Write out the entire listing below exactly, with the pictures left out.

Recorded information: Begin

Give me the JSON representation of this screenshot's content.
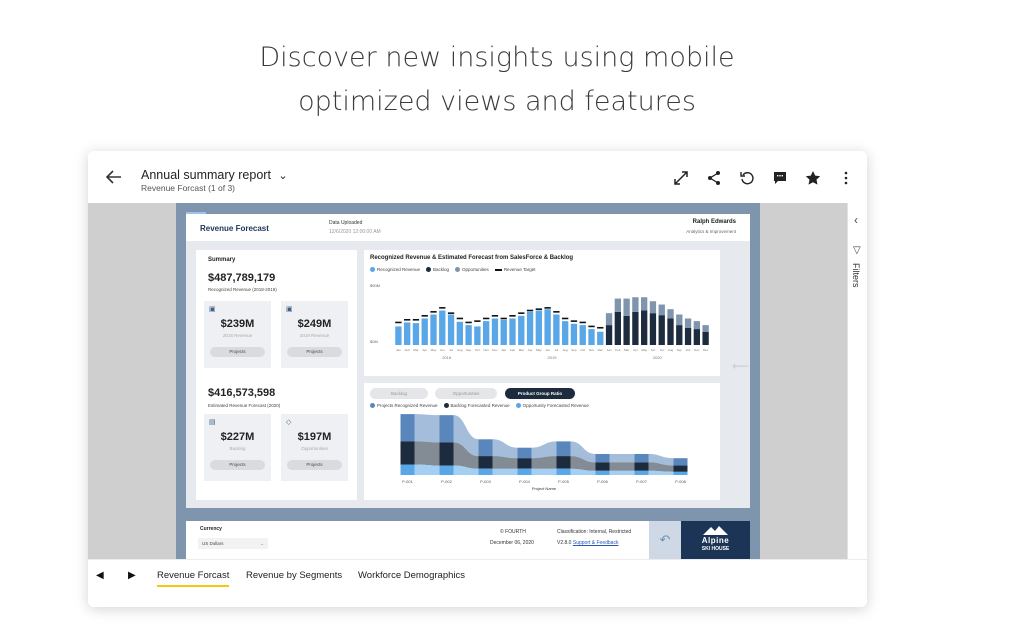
{
  "headline": {
    "line1": "Discover new insights using mobile",
    "line2": "optimized views and features"
  },
  "topbar": {
    "title": "Annual summary report",
    "subtitle": "Revenue Forcast (1 of 3)",
    "icons": [
      "back-arrow-icon",
      "chevron-down-icon",
      "expand-icon",
      "share-icon",
      "reset-icon",
      "comment-icon",
      "star-icon",
      "more-icon"
    ]
  },
  "filters_pane": {
    "label": "Filters"
  },
  "report": {
    "title": "Revenue Forecast",
    "data_uploaded_label": "Data Uploaded",
    "data_uploaded_value": "12/6/2020 12:00:00 AM",
    "user_name": "Ralph Edwards",
    "user_role": "Analytics & Improvement",
    "summary": {
      "heading": "Summary",
      "recognized_value": "$487,789,179",
      "recognized_label": "Recognized Revenue (2018-2019)",
      "estimated_value": "$416,573,598",
      "estimated_label": "Estimated Revenue Forecast (2020)",
      "kpis": [
        {
          "value": "$239M",
          "label": "2018 Revenue",
          "button": "Projects",
          "icon": "money-icon"
        },
        {
          "value": "$249M",
          "label": "2019 Revenue",
          "button": "Projects",
          "icon": "money-icon"
        },
        {
          "value": "$227M",
          "label": "Backlog",
          "button": "Projects",
          "icon": "document-icon"
        },
        {
          "value": "$197M",
          "label": "Opportunities",
          "button": "Projects",
          "icon": "diamond-icon"
        }
      ]
    },
    "pills": [
      "Backlog",
      "Opportunities",
      "Product Group Ratio"
    ],
    "footer": {
      "currency_label": "Currency",
      "currency_value": "US Dollars",
      "copyright": "© FOURTH",
      "date": "December 06, 2020",
      "classification": "Classification: Internal, Restricted",
      "version": "V2.8.0",
      "support_link": "Support & Feedback",
      "logo_line1": "Alpine",
      "logo_line2": "SKI HOUSE"
    }
  },
  "colors": {
    "light_blue": "#5aa7e8",
    "dark_navy": "#1d2b3e",
    "slate": "#7f94ad",
    "mid_blue": "#5a87bb",
    "tab_underline": "#f2c811"
  },
  "chart_data": [
    {
      "type": "bar",
      "title": "Recognized Revenue & Estimated Forecast from SalesForce & Backlog",
      "legend": [
        "Recognized Revenue",
        "Backlog",
        "Opportunities",
        "Revenue Target"
      ],
      "y_ticks": [
        "$90M",
        "$0M"
      ],
      "x_groups": [
        "2018",
        "2019",
        "2020"
      ],
      "month_labels": [
        "Jan",
        "Feb",
        "Mar",
        "Apr",
        "May",
        "Jun",
        "Jul",
        "Aug",
        "Sep",
        "Oct",
        "Nov",
        "Dec",
        "Jan",
        "Feb",
        "Mar",
        "Apr",
        "May",
        "Jun",
        "Jul",
        "Aug",
        "Sep",
        "Oct",
        "Nov",
        "Dec",
        "Jan",
        "Feb",
        "Mar",
        "Apr",
        "May",
        "Jun",
        "Jul",
        "Aug",
        "Sep",
        "Oct",
        "Nov",
        "Dec"
      ],
      "series": [
        {
          "name": "Recognized Revenue",
          "values": [
            28,
            34,
            33,
            40,
            46,
            52,
            46,
            35,
            30,
            28,
            36,
            40,
            38,
            40,
            44,
            50,
            52,
            54,
            46,
            36,
            32,
            30,
            24,
            20,
            0,
            0,
            0,
            0,
            0,
            0,
            0,
            0,
            0,
            0,
            0,
            0
          ]
        },
        {
          "name": "Backlog",
          "values": [
            0,
            0,
            0,
            0,
            0,
            0,
            0,
            0,
            0,
            0,
            0,
            0,
            0,
            0,
            0,
            0,
            0,
            0,
            0,
            0,
            0,
            0,
            0,
            0,
            30,
            50,
            44,
            50,
            52,
            48,
            45,
            40,
            30,
            26,
            24,
            20
          ]
        },
        {
          "name": "Opportunities",
          "values": [
            0,
            0,
            0,
            0,
            0,
            0,
            0,
            0,
            0,
            0,
            0,
            0,
            0,
            0,
            0,
            0,
            0,
            0,
            0,
            0,
            0,
            0,
            0,
            0,
            18,
            20,
            26,
            22,
            20,
            18,
            16,
            14,
            16,
            14,
            12,
            10
          ]
        },
        {
          "name": "Revenue Target",
          "values": [
            34,
            38,
            38,
            44,
            50,
            56,
            48,
            40,
            34,
            36,
            40,
            44,
            40,
            44,
            48,
            52,
            54,
            56,
            50,
            40,
            36,
            34,
            28,
            26,
            0,
            0,
            0,
            0,
            0,
            0,
            0,
            0,
            0,
            0,
            0,
            0
          ]
        }
      ],
      "ylim": [
        0,
        95
      ]
    },
    {
      "type": "area",
      "legend": [
        "Projects Recognized Revenue",
        "Backlog Forecasted Revenue",
        "Opportunity Forecasted Revenue"
      ],
      "categories": [
        "P-001",
        "P-002",
        "P-003",
        "P-004",
        "P-005",
        "P-006",
        "P-007",
        "P-008"
      ],
      "xlabel": "Project Name",
      "series": [
        {
          "name": "Projects Recognized Revenue",
          "values": [
            26,
            26,
            16,
            10,
            14,
            8,
            8,
            7
          ]
        },
        {
          "name": "Backlog Forecasted Revenue",
          "values": [
            22,
            22,
            12,
            10,
            12,
            8,
            8,
            6
          ]
        },
        {
          "name": "Opportunity Forecasted Revenue",
          "values": [
            10,
            9,
            6,
            6,
            6,
            4,
            4,
            3
          ]
        }
      ]
    }
  ],
  "bottom_tabs": [
    {
      "label": "Revenue Forcast",
      "active": true
    },
    {
      "label": "Revenue by Segments",
      "active": false
    },
    {
      "label": "Workforce Demographics",
      "active": false
    }
  ]
}
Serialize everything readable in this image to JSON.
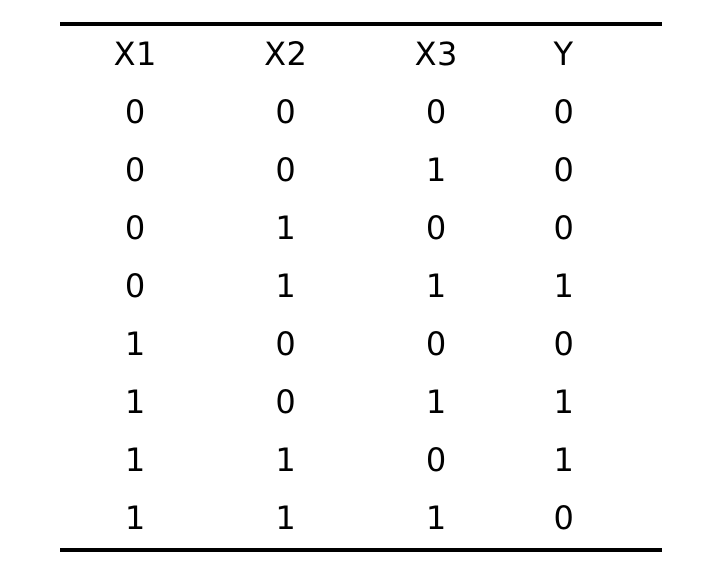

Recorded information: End

** Exercise answer **
Give me the JSON representation of this screenshot's content.
{
  "headline": {
    "line1": "Discover new insights using mobile",
    "line2": "optimized views and features"
  },
  "topbar": {
    "title": "Annual summary report",
    "subtitle": "Revenue Forcast (1 of 3)",
    "icons": [
      "back-arrow-icon",
      "chevron-down-icon",
      "expand-icon",
      "share-icon",
      "reset-icon",
      "comment-icon",
      "star-icon",
      "more-icon"
    ]
  },
  "filters_pane": {
    "label": "Filters"
  },
  "report": {
    "title": "Revenue Forecast",
    "data_uploaded_label": "Data Uploaded",
    "data_uploaded_value": "12/6/2020 12:00:00 AM",
    "user_name": "Ralph Edwards",
    "user_role": "Analytics & Improvement",
    "summary": {
      "heading": "Summary",
      "recognized_value": "$487,789,179",
      "recognized_label": "Recognized Revenue (2018-2019)",
      "estimated_value": "$416,573,598",
      "estimated_label": "Estimated Revenue Forecast (2020)",
      "kpis": [
        {
          "value": "$239M",
          "label": "2018 Revenue",
          "button": "Projects",
          "icon": "money-icon"
        },
        {
          "value": "$249M",
          "label": "2019 Revenue",
          "button": "Projects",
          "icon": "money-icon"
        },
        {
          "value": "$227M",
          "label": "Backlog",
          "button": "Projects",
          "icon": "document-icon"
        },
        {
          "value": "$197M",
          "label": "Opportunities",
          "button": "Projects",
          "icon": "diamond-icon"
        }
      ]
    },
    "pills": [
      "Backlog",
      "Opportunities",
      "Product Group Ratio"
    ],
    "footer": {
      "currency_label": "Currency",
      "currency_value": "US Dollars",
      "copyright": "© FOURTH",
      "date": "December 06, 2020",
      "classification": "Classification: Internal, Restricted",
      "version": "V2.8.0",
      "support_link": "Support & Feedback",
      "logo_line1": "Alpine",
      "logo_line2": "SKI HOUSE"
    }
  },
  "colors": {
    "light_blue": "#5aa7e8",
    "dark_navy": "#1d2b3e",
    "slate": "#7f94ad",
    "mid_blue": "#5a87bb",
    "tab_underline": "#f2c811"
  },
  "chart_data": [
    {
      "type": "bar",
      "title": "Recognized Revenue & Estimated Forecast from SalesForce & Backlog",
      "legend": [
        "Recognized Revenue",
        "Backlog",
        "Opportunities",
        "Revenue Target"
      ],
      "y_ticks": [
        "$90M",
        "$0M"
      ],
      "x_groups": [
        "2018",
        "2019",
        "2020"
      ],
      "month_labels": [
        "Jan",
        "Feb",
        "Mar",
        "Apr",
        "May",
        "Jun",
        "Jul",
        "Aug",
        "Sep",
        "Oct",
        "Nov",
        "Dec",
        "Jan",
        "Feb",
        "Mar",
        "Apr",
        "May",
        "Jun",
        "Jul",
        "Aug",
        "Sep",
        "Oct",
        "Nov",
        "Dec",
        "Jan",
        "Feb",
        "Mar",
        "Apr",
        "May",
        "Jun",
        "Jul",
        "Aug",
        "Sep",
        "Oct",
        "Nov",
        "Dec"
      ],
      "series": [
        {
          "name": "Recognized Revenue",
          "values": [
            28,
            34,
            33,
            40,
            46,
            52,
            46,
            35,
            30,
            28,
            36,
            40,
            38,
            40,
            44,
            50,
            52,
            54,
            46,
            36,
            32,
            30,
            24,
            20,
            0,
            0,
            0,
            0,
            0,
            0,
            0,
            0,
            0,
            0,
            0,
            0
          ]
        },
        {
          "name": "Backlog",
          "values": [
            0,
            0,
            0,
            0,
            0,
            0,
            0,
            0,
            0,
            0,
            0,
            0,
            0,
            0,
            0,
            0,
            0,
            0,
            0,
            0,
            0,
            0,
            0,
            0,
            30,
            50,
            44,
            50,
            52,
            48,
            45,
            40,
            30,
            26,
            24,
            20
          ]
        },
        {
          "name": "Opportunities",
          "values": [
            0,
            0,
            0,
            0,
            0,
            0,
            0,
            0,
            0,
            0,
            0,
            0,
            0,
            0,
            0,
            0,
            0,
            0,
            0,
            0,
            0,
            0,
            0,
            0,
            18,
            20,
            26,
            22,
            20,
            18,
            16,
            14,
            16,
            14,
            12,
            10
          ]
        },
        {
          "name": "Revenue Target",
          "values": [
            34,
            38,
            38,
            44,
            50,
            56,
            48,
            40,
            34,
            36,
            40,
            44,
            40,
            44,
            48,
            52,
            54,
            56,
            50,
            40,
            36,
            34,
            28,
            26,
            0,
            0,
            0,
            0,
            0,
            0,
            0,
            0,
            0,
            0,
            0,
            0
          ]
        }
      ],
      "ylim": [
        0,
        95
      ]
    },
    {
      "type": "area",
      "legend": [
        "Projects Recognized Revenue",
        "Backlog Forecasted Revenue",
        "Opportunity Forecasted Revenue"
      ],
      "categories": [
        "P-001",
        "P-002",
        "P-003",
        "P-004",
        "P-005",
        "P-006",
        "P-007",
        "P-008"
      ],
      "xlabel": "Project Name",
      "series": [
        {
          "name": "Projects Recognized Revenue",
          "values": [
            26,
            26,
            16,
            10,
            14,
            8,
            8,
            7
          ]
        },
        {
          "name": "Backlog Forecasted Revenue",
          "values": [
            22,
            22,
            12,
            10,
            12,
            8,
            8,
            6
          ]
        },
        {
          "name": "Opportunity Forecasted Revenue",
          "values": [
            10,
            9,
            6,
            6,
            6,
            4,
            4,
            3
          ]
        }
      ]
    }
  ],
  "bottom_tabs": [
    {
      "label": "Revenue Forcast",
      "active": true
    },
    {
      "label": "Revenue by Segments",
      "active": false
    },
    {
      "label": "Workforce Demographics",
      "active": false
    }
  ]
}
Serialize everything readable in this image to JSON.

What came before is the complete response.